Last fall, I told you about “Silenced Shadows” – a poetry competition that Amnesty was launching in Sri Lanka on the theme of enforced disappearances. Sri Lanka has experienced at least 80,000 cases of enforced disappearances over the past 30 years. The vast majority are still unaccounted for and the perpetrators remain unpunished. The agony of the families of the disappeared – not knowing whether their loved ones are alive or dead, or what condition they’re in if they are still alive – continues unabated to this day. SEE THE REST OF THIS POST
By Viachaslau “Slava” Bortnik, Chair of Eurasia Coordination Group at Amnesty International USA.
The World Ice Hockey Championship is taking place in Russia from May 6-22. It is ironic that the championship started on the day of the fourth anniversary of the Bolotnaya Square events.
On May 6, 2012, tens of thousands of people marched through the center of Moscow and sought to gather in Bolotnaya Square in protest of the disputed results of the election in which Vladimir Putin had been re-elected Russia’s President. Most never got that far. SEE THE REST OF THIS POST
On March 10, 2015 hundreds of student protestors were at a standstill near the city of Letpadan in Myanmar.
They had reached the eighth day of a standoff between largely peaceful activists marching for academic freedom, and the police forces who were blocking their path when, suddenly, things came to a head. Police began beating students violently, including those who had fallen to the ground. Some tried to flee, and hundreds were arrested.SEE THE REST OF THIS POST
I’m a cartoonist in a country where cartooning can be a crime. Under my pen name, Zunar, I expose corruption and abuses of power by the Malaysian government. As it happens, I have a good deal of material to work with. For instance, Prime Minister Najib Razak is currently facing questions about a $700 million “donation” made to his personal bank account.
Last February, police raided my home in the middle of the night and hauled me off to jail. I was handcuffed for eight hours and thrown into a cell with all the other criminal suspects. I managed to avoid telling my cellmates what I was in for: using Twitter. Continue reading
This week, Azam Farmonov, a prisoner of conscience in Uzbekistan, is spending his 37th birthday in prison. Azam has spent the last ten years jailed for peacefully exercising his right to freedom of expression.
Please join Amnesty International in wishing Azam a happy birthday and declaring your support and solidarity with him.SEE THE REST OF THIS POST

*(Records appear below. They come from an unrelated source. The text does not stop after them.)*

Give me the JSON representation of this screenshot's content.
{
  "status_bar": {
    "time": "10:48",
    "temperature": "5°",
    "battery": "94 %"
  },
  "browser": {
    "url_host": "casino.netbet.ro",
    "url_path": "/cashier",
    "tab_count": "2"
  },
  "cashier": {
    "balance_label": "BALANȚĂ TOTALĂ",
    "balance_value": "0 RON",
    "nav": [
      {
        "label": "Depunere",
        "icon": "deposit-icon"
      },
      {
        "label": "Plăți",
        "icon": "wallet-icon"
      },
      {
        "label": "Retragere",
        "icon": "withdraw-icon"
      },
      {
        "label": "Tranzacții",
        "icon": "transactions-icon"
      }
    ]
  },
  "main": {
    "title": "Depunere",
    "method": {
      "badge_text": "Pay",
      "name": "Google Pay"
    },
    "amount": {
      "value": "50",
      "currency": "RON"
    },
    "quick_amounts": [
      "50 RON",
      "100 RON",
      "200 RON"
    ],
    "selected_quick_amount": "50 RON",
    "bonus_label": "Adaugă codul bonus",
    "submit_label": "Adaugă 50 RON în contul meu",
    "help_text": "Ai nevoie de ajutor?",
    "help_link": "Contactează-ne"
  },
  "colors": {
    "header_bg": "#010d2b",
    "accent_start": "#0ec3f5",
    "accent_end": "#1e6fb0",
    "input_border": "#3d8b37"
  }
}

By Viachaslau “Slava” Bortnik, chair of the Eurasia Coordination Group at Amnesty International USA
Leyla Yunus, one of Azerbaijan’s most prominent human rights defenders and former prisoner of conscience was freed on December 9. The Baku Court of Appeals changed her sentence with a conditional release due to her deteriorated health. The court placed her on probation for the next five years and maintained her guilty verdict, widely denounced as political retaliation for her work. SEE THE REST OF THIS POST

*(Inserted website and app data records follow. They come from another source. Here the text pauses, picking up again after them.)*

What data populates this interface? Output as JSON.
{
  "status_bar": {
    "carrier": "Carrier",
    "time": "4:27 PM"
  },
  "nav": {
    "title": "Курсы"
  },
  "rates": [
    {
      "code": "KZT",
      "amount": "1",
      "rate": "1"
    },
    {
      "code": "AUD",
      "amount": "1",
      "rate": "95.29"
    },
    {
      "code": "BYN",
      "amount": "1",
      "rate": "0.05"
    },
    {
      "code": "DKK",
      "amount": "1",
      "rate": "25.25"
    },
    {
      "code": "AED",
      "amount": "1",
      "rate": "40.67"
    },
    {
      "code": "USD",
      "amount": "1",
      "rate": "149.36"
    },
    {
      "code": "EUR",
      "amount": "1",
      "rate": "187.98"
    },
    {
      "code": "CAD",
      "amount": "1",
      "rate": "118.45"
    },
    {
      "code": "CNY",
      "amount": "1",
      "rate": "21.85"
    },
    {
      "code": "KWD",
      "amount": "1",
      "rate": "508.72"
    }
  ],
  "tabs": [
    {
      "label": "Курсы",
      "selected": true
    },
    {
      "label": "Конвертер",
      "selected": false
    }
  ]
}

All my life I have used my art to fight for social justice. So when I see freedom of expression under serious attack, I must act.
That is why I stand with Amnesty International today in demanding justice for courageous Malaysian cartoonist Zulkiflee Anwar “Zunar” Ulhaque, who is facing decades in prison for political Tweets he sent in February.

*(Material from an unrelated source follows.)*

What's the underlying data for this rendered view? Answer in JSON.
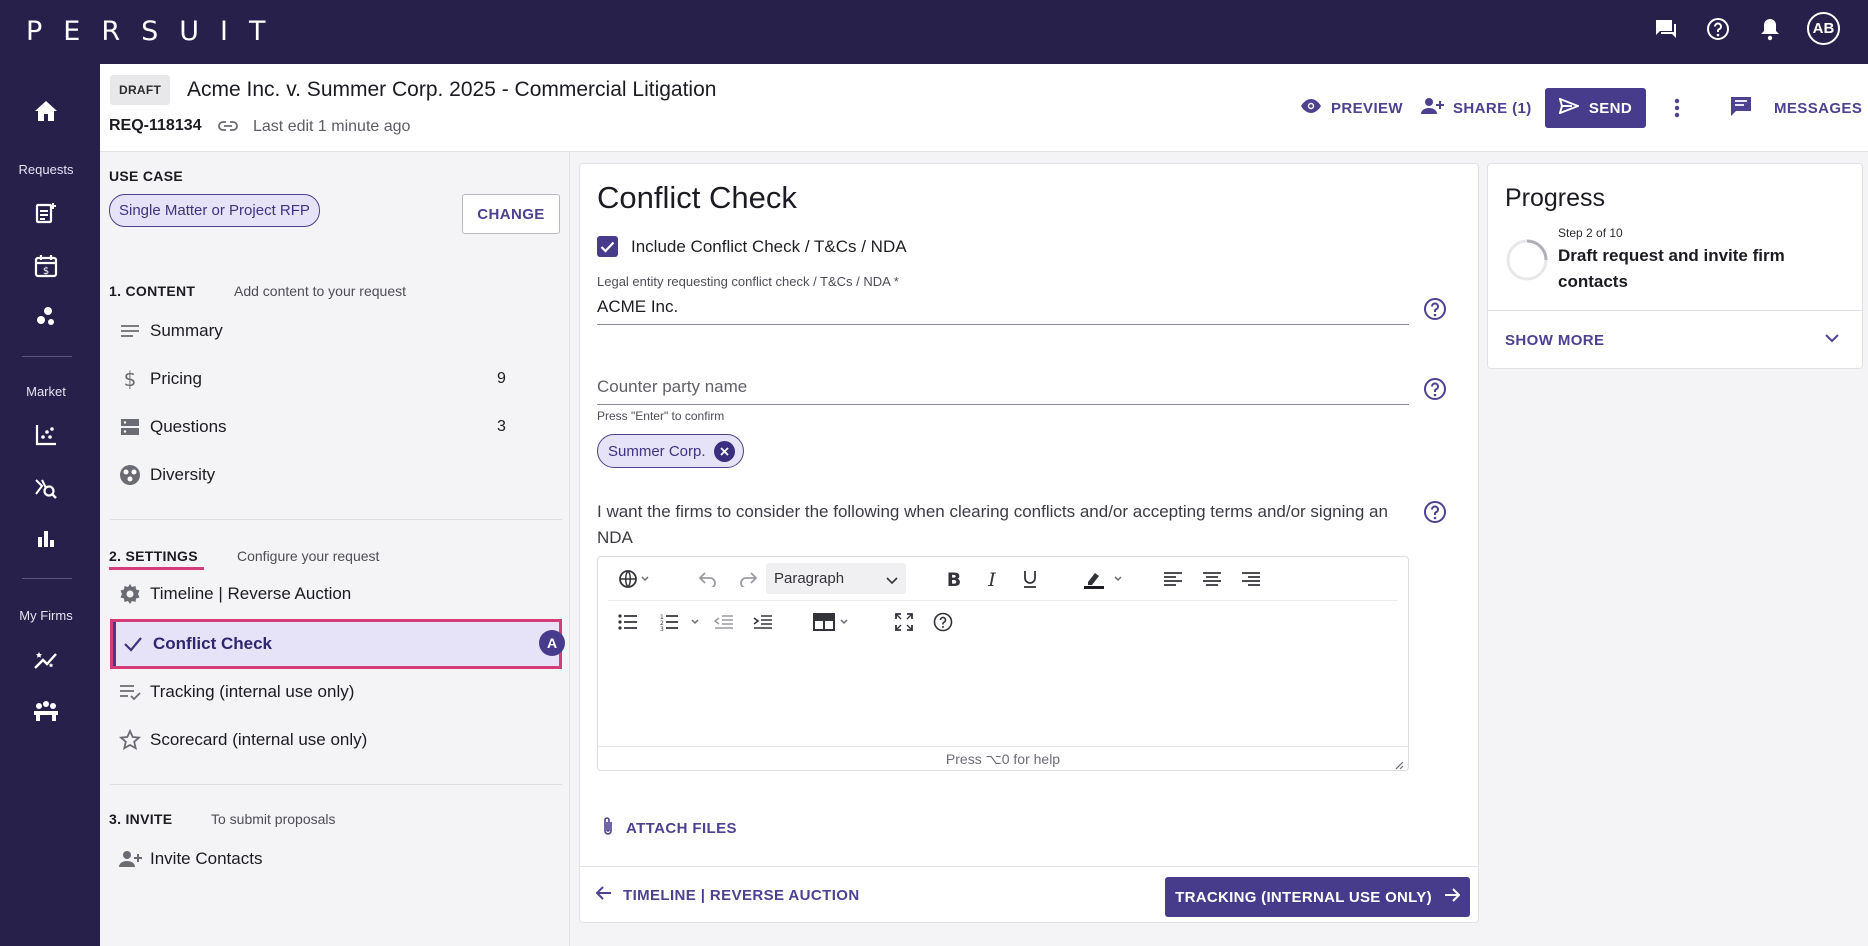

Join me. Urge the Malaysian government to immediately drop the charges against Zunar.